The “firsts” are the most significant times in any journey. The first words, the first laughs, the first nights out are so incredibly memorable. But the first times without those joys can be equally memorable for their hollowness and sadness.
My life’s journey has now been intertwined with grief. I’m slowly realizing that this new normal is so radically different and scary. I’ve been journeying through the first set of months without my best friend. Already I have been experiencing the rounds of “firsts.” The first disco that he wasn’t at, to most recently the first Dyngus Day where we didn’t celebrate. I’ve been reminded through the power of social media of the incredible moments we have shared. Now begins the sting of the “firsts” without him. What is even more painstaking is knowing that these moments become the routine. There won’t just be one time without him, but many more to follow. Time will fly, as it does, and the distance of times grows until a new and different life is formed.

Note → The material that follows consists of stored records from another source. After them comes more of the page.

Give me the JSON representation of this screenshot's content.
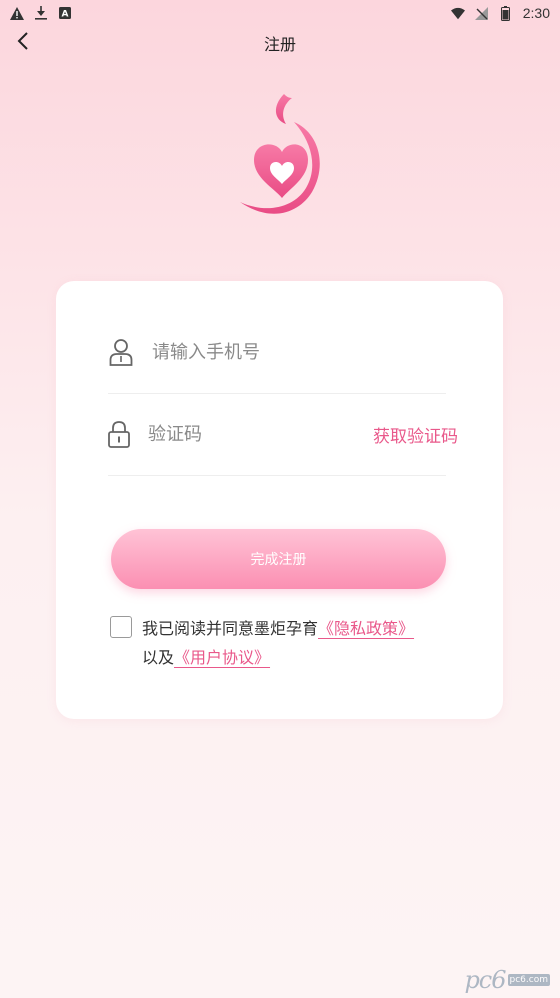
{
  "status_bar": {
    "time": "2:30",
    "left_icons": [
      "warning-icon",
      "download-icon",
      "a-icon"
    ],
    "right_icons": [
      "wifi-icon",
      "no-signal-icon",
      "battery-icon"
    ]
  },
  "nav": {
    "title": "注册",
    "back_icon": "chevron-left-icon"
  },
  "form": {
    "phone_placeholder": "请输入手机号",
    "phone_value": "",
    "code_placeholder": "验证码",
    "code_value": "",
    "get_code_label": "获取验证码",
    "submit_label": "完成注册"
  },
  "agreement": {
    "checked": false,
    "prefix": "我已阅读并同意墨炬孕育",
    "privacy_link": "《隐私政策》",
    "connector": "以及",
    "user_link": "《用户协议》"
  },
  "watermark": {
    "logo": "pc6",
    "domain": "pc6.com"
  },
  "colors": {
    "accent": "#e9588a",
    "button_top": "#ffc3d6",
    "button_bottom": "#fb8fb2",
    "background_top": "#fcd6dd",
    "background_bottom": "#fdf4f4"
  }
}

I can only imagine that time is like the tides that wash away footprints in sand. Suddenly, my life will now become the memories of times with him and not the excitement of looking forward to the next crazy antic we will get into. But as the distance in time grows those memories do not lose their importance, or their power. In fact, their importance and their power grow.
The most recent “first” without my friend was surprisingly bearable. I say that because it seems that the littlest moment can spark a memory and dominate my mind and my heart with a swirl of emotions. Yet, this time, a bigger more special day came around and I was okay. I wasn’t thrilled by any means, but I feel I was able to look at the day and the many years we celebrated together and be happy for those times we did have.
I imagine that the “firsts” are the toughest, but that isn’t to underestimate the power of memories and what will sting years from now. Maybe as I start a family and my kids not having the “uncle” who isn’t biologically theirs but a friend so close that they wouldn’t know the difference. I imagine we would grow up to be those old guys who get a table each morning at a coffee shop once we’ve retired, drinking coffee and talking about the same things over and over.
I’ll be an uncle myself in a few weeks and I remember how great he was with his nieces. I want so badly to get his advice, seeing as even the thought of holding a newborn terrifies me. He’d probably tell me that I’ll get used to it and it becomes natural, but to keep a beer in the fridge when I babysit.
The “firsts” without him are just as heartbreaking as the “firsts” that won’t exist. I’m sad about that, but I’m reminded to be grateful and happy for the “firsts” that did. The first prank we pulled at a play practice, that set the script for many more to follow. Our first batch of failed plans, that led to routines of car rides to nowhere that were somehow better than when plans did work out. The first set of duo outfits and trips to Amvets that set the bar high for the next shin dig we would attend as “The Matt’s.” The first argument that helped us both understand how very different, yet oddly similar we were.
I have tried to look at those wonderful “firsts” and what they lead to, because as I deal with a new set of “firsts”, they allow me to take a deep breath, and realize that I am managing. Whether I feel like I’m falling apart or barely getting by, I am somehow getting through each day and I’m waking up with the intentions that I have one more day in the books of healing and hope. I have something that is worth grieving over, but I have something that is worth celebrating and cherishing for the many “firsts” that still await me.
The “firsts” of any relationship define how it evolves. They help get through the bumpy times, see through the dark times and bear the heavy times. Most of all, they help you understand that through uncertainty and doubt, and sorrow and anger, there is something beautiful and authentic that not even grief can tarnish.